Supplied records —

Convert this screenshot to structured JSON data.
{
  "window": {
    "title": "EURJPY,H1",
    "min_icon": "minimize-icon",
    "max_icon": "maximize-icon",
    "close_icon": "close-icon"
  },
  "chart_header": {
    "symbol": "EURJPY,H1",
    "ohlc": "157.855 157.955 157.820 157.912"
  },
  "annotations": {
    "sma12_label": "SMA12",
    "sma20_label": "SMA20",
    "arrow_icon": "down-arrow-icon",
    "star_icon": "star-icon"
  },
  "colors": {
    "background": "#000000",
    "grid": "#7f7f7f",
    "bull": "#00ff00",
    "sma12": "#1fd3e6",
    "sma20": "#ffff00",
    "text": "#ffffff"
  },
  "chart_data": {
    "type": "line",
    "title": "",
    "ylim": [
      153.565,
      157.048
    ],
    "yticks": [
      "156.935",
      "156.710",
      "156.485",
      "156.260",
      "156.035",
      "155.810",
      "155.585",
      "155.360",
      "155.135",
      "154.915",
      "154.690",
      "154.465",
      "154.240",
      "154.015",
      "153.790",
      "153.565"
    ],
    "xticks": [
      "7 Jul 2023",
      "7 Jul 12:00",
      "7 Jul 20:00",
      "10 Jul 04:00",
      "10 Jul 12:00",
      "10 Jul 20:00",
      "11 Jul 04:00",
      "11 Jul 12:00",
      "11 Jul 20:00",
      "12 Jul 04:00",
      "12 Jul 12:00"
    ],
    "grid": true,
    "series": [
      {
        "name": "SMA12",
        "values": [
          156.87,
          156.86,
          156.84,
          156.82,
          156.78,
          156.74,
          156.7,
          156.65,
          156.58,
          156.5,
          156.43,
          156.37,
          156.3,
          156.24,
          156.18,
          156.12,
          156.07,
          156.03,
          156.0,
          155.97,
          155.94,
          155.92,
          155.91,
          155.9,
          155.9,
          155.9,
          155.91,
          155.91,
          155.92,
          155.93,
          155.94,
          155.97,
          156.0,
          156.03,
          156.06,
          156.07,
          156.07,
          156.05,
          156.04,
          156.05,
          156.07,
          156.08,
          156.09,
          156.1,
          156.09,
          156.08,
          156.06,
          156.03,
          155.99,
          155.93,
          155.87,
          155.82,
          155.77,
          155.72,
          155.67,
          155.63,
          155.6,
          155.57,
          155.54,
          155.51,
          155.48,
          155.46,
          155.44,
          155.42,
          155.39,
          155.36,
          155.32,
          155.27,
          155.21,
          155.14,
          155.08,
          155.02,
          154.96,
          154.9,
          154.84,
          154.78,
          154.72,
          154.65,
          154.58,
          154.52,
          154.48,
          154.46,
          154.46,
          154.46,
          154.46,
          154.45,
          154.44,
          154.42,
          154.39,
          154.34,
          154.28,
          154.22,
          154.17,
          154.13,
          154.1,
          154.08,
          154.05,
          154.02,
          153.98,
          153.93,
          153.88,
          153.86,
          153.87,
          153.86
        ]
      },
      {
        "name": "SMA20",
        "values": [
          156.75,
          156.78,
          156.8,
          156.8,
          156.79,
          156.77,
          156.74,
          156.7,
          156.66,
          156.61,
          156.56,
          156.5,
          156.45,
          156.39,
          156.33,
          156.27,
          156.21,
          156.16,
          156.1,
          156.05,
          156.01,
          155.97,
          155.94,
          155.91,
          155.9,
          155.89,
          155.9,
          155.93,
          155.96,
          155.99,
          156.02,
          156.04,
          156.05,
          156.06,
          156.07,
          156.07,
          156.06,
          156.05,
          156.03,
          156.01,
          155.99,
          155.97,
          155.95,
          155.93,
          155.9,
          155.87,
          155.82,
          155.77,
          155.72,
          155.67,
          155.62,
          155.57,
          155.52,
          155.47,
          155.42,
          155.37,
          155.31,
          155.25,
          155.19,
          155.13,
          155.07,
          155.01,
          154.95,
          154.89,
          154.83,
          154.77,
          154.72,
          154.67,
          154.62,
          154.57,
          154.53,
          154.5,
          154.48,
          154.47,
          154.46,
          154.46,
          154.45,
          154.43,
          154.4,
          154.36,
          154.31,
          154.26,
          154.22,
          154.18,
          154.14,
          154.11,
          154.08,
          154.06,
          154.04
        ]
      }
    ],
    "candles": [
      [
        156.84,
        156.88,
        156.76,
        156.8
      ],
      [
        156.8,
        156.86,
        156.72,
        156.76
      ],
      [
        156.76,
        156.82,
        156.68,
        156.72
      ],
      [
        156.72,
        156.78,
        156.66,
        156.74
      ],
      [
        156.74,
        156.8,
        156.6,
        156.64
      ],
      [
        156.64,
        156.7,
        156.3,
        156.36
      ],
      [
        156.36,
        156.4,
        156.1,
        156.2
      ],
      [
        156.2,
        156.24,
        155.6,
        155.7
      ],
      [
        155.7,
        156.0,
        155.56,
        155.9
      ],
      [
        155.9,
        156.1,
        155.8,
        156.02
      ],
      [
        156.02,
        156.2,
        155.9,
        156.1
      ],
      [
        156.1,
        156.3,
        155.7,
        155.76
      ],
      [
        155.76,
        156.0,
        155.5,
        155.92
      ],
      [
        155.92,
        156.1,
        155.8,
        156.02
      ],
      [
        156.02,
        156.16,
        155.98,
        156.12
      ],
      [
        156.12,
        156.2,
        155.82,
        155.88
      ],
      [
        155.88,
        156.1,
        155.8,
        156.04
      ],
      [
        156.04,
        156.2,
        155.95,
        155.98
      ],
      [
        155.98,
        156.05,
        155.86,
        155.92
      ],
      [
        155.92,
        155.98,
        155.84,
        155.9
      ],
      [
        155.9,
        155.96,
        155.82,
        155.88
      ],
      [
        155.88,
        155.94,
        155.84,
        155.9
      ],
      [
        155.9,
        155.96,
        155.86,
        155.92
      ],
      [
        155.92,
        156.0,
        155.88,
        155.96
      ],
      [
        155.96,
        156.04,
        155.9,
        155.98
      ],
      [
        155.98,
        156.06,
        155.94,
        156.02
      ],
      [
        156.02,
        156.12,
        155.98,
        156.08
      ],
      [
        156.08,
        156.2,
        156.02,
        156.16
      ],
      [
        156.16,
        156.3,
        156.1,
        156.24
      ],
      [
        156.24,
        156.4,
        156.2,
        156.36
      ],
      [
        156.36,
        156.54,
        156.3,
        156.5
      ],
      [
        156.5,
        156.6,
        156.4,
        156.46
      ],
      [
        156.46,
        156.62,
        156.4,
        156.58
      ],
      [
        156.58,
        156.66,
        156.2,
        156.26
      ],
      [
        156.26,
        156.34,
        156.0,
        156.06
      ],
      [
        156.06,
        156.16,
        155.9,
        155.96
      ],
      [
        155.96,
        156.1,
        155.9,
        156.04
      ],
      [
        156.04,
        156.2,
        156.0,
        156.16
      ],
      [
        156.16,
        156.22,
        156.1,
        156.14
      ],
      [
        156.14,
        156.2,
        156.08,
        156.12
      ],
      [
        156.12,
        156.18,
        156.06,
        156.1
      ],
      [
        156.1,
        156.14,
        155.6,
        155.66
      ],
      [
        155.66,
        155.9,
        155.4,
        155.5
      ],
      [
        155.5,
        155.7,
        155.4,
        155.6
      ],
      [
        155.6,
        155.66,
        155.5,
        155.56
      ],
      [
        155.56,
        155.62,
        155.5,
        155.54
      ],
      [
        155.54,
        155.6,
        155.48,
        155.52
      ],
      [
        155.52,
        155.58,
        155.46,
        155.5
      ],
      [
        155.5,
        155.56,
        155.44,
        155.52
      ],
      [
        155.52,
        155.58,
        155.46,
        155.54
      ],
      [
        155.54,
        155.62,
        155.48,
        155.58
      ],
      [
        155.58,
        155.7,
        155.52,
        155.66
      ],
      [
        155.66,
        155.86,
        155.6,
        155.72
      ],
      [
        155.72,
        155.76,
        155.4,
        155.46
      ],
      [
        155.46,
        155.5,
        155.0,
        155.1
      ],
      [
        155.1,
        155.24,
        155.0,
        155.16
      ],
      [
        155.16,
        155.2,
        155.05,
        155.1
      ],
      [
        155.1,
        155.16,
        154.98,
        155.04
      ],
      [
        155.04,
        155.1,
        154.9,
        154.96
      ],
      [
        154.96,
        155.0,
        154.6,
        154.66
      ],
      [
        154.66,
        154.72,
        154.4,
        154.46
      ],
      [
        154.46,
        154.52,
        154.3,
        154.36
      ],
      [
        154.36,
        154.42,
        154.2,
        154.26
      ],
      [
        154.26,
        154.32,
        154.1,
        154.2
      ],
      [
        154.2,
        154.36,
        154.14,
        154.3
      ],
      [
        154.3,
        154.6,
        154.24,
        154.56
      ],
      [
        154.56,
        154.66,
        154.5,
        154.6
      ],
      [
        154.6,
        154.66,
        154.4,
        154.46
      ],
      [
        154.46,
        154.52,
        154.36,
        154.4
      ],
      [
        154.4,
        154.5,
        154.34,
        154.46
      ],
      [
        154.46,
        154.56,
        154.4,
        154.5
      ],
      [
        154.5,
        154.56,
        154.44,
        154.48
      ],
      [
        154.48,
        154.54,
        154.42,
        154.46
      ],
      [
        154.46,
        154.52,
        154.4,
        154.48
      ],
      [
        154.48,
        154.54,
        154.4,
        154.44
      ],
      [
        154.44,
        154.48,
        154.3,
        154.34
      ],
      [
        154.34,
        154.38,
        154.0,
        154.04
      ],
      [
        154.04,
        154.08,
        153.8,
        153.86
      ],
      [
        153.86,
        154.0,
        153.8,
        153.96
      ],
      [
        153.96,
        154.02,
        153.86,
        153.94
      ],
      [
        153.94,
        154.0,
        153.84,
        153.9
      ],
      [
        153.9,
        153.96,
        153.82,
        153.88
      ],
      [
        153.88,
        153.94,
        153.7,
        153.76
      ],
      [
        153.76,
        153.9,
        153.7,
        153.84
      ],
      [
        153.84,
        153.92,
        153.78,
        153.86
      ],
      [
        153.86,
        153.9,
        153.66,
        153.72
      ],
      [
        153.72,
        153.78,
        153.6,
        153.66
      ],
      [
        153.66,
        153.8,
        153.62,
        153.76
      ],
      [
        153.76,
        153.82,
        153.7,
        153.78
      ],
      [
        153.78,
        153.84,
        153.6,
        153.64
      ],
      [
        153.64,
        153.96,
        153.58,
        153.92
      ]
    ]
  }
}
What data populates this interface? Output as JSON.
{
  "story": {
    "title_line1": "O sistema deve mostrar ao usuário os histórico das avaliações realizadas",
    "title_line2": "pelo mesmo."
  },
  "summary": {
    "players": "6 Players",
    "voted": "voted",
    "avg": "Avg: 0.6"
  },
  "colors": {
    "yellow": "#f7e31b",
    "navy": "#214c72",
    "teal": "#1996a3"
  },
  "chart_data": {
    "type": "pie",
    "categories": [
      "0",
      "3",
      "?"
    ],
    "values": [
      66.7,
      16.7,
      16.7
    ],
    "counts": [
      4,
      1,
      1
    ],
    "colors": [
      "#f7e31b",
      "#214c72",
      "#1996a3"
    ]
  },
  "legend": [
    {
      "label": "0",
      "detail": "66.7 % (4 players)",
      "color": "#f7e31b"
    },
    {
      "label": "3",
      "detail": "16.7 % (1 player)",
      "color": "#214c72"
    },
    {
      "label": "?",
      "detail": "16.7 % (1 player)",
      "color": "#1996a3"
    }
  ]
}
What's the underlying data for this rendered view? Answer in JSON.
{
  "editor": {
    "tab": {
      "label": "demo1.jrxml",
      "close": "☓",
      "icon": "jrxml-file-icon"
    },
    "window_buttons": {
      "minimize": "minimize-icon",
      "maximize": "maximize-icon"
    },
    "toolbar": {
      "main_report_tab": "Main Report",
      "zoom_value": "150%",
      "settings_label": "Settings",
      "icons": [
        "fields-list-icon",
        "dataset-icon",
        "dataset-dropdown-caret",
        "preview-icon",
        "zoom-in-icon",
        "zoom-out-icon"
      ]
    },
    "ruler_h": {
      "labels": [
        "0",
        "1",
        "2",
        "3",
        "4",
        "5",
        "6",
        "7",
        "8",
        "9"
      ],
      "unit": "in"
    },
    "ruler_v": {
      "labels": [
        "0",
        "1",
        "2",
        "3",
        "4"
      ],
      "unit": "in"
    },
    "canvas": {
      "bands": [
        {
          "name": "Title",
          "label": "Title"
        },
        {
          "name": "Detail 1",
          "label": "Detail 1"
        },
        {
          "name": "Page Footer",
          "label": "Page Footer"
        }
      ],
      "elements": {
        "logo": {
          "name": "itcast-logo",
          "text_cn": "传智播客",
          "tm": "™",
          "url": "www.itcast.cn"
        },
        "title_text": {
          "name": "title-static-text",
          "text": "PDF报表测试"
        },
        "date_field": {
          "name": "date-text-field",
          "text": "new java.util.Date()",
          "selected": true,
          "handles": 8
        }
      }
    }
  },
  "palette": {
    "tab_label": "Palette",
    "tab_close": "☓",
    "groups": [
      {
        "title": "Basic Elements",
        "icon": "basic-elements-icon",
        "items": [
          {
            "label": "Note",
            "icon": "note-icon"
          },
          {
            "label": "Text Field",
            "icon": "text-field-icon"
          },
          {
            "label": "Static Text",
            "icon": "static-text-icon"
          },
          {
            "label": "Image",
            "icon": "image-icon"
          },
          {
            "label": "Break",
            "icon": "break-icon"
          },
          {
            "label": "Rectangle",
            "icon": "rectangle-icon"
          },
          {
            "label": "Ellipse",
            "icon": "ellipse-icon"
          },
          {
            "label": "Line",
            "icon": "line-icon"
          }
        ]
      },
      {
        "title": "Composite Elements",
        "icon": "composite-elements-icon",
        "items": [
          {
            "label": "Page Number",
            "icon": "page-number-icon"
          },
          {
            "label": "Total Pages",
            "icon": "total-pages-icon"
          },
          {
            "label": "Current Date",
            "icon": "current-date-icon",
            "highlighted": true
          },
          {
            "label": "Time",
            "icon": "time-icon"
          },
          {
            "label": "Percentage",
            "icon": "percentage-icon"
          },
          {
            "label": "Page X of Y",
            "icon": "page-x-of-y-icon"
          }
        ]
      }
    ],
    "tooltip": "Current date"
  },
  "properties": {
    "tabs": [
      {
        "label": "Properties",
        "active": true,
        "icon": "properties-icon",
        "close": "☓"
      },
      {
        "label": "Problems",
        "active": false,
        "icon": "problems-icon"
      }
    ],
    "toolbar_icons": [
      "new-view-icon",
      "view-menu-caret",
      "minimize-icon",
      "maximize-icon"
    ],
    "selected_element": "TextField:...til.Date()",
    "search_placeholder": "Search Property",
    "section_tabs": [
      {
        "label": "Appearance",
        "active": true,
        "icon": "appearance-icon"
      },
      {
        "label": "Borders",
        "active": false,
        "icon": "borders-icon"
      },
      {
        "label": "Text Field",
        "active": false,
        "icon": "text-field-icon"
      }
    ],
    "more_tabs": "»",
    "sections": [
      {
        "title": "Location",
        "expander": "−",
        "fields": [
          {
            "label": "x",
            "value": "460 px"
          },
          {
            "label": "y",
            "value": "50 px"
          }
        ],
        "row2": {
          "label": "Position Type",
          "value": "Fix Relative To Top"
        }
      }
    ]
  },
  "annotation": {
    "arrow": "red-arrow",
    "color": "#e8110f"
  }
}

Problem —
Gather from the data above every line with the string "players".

Result of this exercise —
    "players": "6 Players",
      "detail": "66.7 % (4 players)",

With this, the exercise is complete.